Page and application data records
********************

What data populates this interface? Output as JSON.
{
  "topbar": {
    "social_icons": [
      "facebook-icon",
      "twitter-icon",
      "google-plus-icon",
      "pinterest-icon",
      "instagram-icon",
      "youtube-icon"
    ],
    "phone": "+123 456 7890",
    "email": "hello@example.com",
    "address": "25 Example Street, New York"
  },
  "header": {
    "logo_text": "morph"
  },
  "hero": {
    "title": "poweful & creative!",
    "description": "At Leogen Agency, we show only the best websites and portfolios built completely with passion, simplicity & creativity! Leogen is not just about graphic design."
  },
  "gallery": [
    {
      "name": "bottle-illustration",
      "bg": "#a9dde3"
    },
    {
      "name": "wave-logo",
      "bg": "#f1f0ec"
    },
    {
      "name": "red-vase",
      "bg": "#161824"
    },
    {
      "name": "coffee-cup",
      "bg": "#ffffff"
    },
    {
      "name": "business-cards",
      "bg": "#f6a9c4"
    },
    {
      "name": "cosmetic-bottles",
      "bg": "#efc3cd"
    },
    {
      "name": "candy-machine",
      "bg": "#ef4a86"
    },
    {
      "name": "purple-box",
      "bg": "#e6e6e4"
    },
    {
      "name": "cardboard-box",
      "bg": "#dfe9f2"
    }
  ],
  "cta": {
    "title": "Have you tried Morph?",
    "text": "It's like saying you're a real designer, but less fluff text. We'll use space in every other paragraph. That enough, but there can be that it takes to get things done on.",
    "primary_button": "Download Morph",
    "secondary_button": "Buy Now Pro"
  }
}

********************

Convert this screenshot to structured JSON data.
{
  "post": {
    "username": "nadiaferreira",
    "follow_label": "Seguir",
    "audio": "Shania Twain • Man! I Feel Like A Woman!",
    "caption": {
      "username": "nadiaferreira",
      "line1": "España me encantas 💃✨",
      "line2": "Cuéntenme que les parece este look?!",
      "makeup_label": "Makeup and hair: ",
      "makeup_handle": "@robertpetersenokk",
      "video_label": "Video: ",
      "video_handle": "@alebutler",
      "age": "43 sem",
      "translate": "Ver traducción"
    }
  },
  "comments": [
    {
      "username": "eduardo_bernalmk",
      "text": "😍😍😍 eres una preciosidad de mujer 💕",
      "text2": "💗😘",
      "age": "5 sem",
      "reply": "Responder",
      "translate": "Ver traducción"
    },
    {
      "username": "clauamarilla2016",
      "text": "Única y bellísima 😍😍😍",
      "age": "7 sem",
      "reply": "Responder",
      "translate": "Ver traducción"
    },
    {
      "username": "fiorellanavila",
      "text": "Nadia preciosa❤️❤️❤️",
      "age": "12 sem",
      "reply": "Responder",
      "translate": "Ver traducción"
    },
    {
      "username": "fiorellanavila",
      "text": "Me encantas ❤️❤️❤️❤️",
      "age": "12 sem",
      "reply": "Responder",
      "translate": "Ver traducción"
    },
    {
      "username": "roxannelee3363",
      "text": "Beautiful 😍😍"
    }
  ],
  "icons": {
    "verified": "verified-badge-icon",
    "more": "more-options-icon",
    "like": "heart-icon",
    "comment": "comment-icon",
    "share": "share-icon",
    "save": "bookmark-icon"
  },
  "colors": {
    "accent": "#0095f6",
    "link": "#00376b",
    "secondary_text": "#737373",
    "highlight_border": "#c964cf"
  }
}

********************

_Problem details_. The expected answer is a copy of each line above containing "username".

_Answer space_.
    "username": "nadiaferreira",
      "username": "nadiaferreira",
      "username": "eduardo_bernalmk",
      "username": "clauamarilla2016",
      "username": "fiorellanavila",
      "username": "fiorellanavila",
      "username": "roxannelee3363",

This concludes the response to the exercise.